** SUPPLIED DATA follows **

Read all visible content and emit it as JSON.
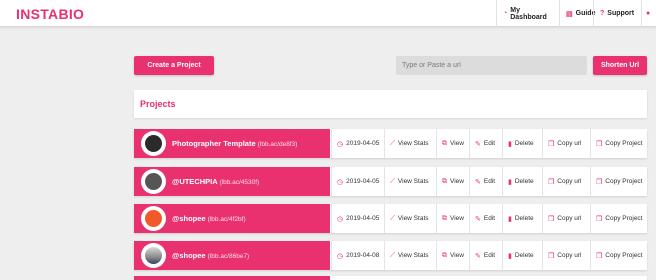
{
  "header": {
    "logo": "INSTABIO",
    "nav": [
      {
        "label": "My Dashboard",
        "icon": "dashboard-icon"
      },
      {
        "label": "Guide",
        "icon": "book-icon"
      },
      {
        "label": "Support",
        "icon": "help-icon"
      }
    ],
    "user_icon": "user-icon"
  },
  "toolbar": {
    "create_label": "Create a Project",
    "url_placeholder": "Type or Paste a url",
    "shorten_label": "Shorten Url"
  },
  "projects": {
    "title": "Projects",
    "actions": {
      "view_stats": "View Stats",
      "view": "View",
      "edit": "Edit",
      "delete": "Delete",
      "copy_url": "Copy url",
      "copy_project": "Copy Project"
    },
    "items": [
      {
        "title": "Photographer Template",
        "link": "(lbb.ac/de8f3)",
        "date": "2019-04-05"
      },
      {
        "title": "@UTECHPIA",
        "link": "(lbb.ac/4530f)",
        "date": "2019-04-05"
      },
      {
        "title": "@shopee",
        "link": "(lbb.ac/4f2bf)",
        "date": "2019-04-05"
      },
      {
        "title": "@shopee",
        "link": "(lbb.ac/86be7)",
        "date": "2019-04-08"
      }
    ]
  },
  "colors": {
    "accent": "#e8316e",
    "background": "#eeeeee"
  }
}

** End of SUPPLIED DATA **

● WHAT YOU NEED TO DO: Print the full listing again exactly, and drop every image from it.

● RESULT:
Read all visible content and emit it as JSON.
{
  "header": {
    "logo": "INSTABIO",
    "nav": [
      {
        "label": "My Dashboard",
        "icon": "dashboard-icon"
      },
      {
        "label": "Guide",
        "icon": "book-icon"
      },
      {
        "label": "Support",
        "icon": "help-icon"
      }
    ],
    "user_icon": "user-icon"
  },
  "toolbar": {
    "create_label": "Create a Project",
    "url_placeholder": "Type or Paste a url",
    "shorten_label": "Shorten Url"
  },
  "projects": {
    "title": "Projects",
    "actions": {
      "view_stats": "View Stats",
      "view": "View",
      "edit": "Edit",
      "delete": "Delete",
      "copy_url": "Copy url",
      "copy_project": "Copy Project"
    },
    "items": [
      {
        "title": "Photographer Template",
        "link": "(lbb.ac/de8f3)",
        "date": "2019-04-05"
      },
      {
        "title": "@UTECHPIA",
        "link": "(lbb.ac/4530f)",
        "date": "2019-04-05"
      },
      {
        "title": "@shopee",
        "link": "(lbb.ac/4f2bf)",
        "date": "2019-04-05"
      },
      {
        "title": "@shopee",
        "link": "(lbb.ac/86be7)",
        "date": "2019-04-08"
      }
    ]
  },
  "colors": {
    "accent": "#e8316e",
    "background": "#eeeeee"
  }
}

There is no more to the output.